### Data provided:
________________

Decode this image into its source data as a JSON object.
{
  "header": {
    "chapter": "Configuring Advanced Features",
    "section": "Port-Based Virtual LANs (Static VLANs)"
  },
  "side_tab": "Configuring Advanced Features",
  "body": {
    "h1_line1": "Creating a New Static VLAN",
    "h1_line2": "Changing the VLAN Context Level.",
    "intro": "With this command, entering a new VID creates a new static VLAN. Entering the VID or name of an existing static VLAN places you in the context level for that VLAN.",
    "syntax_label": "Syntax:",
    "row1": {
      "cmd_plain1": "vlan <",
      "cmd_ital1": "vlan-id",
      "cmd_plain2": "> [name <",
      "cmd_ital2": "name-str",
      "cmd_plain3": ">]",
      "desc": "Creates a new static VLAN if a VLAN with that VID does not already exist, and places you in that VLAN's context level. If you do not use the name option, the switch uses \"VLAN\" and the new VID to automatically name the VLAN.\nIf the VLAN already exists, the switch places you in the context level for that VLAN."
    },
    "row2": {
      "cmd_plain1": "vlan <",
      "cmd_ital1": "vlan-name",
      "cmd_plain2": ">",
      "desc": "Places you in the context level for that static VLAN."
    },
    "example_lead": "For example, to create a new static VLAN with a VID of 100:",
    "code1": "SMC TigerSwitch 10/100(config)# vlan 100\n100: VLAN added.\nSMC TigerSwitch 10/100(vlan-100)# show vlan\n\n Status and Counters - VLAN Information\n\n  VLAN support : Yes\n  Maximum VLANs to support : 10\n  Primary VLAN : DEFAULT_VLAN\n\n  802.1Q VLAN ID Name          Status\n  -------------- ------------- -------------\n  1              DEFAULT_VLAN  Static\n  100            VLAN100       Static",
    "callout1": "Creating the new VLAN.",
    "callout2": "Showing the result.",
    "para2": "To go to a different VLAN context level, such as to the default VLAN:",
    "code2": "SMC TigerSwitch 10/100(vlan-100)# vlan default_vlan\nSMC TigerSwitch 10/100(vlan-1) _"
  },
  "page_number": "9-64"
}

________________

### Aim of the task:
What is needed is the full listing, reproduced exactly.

### Result of the exercise:
Decode this image into its source data as a JSON object.
{
  "header": {
    "chapter": "Configuring Advanced Features",
    "section": "Port-Based Virtual LANs (Static VLANs)"
  },
  "side_tab": "Configuring Advanced Features",
  "body": {
    "h1_line1": "Creating a New Static VLAN",
    "h1_line2": "Changing the VLAN Context Level.",
    "intro": "With this command, entering a new VID creates a new static VLAN. Entering the VID or name of an existing static VLAN places you in the context level for that VLAN.",
    "syntax_label": "Syntax:",
    "row1": {
      "cmd_plain1": "vlan <",
      "cmd_ital1": "vlan-id",
      "cmd_plain2": "> [name <",
      "cmd_ital2": "name-str",
      "cmd_plain3": ">]",
      "desc": "Creates a new static VLAN if a VLAN with that VID does not already exist, and places you in that VLAN's context level. If you do not use the name option, the switch uses \"VLAN\" and the new VID to automatically name the VLAN.\nIf the VLAN already exists, the switch places you in the context level for that VLAN."
    },
    "row2": {
      "cmd_plain1": "vlan <",
      "cmd_ital1": "vlan-name",
      "cmd_plain2": ">",
      "desc": "Places you in the context level for that static VLAN."
    },
    "example_lead": "For example, to create a new static VLAN with a VID of 100:",
    "code1": "SMC TigerSwitch 10/100(config)# vlan 100\n100: VLAN added.\nSMC TigerSwitch 10/100(vlan-100)# show vlan\n\n Status and Counters - VLAN Information\n\n  VLAN support : Yes\n  Maximum VLANs to support : 10\n  Primary VLAN : DEFAULT_VLAN\n\n  802.1Q VLAN ID Name          Status\n  -------------- ------------- -------------\n  1              DEFAULT_VLAN  Static\n  100            VLAN100       Static",
    "callout1": "Creating the new VLAN.",
    "callout2": "Showing the result.",
    "para2": "To go to a different VLAN context level, such as to the default VLAN:",
    "code2": "SMC TigerSwitch 10/100(vlan-100)# vlan default_vlan\nSMC TigerSwitch 10/100(vlan-1) _"
  },
  "page_number": "9-64"
}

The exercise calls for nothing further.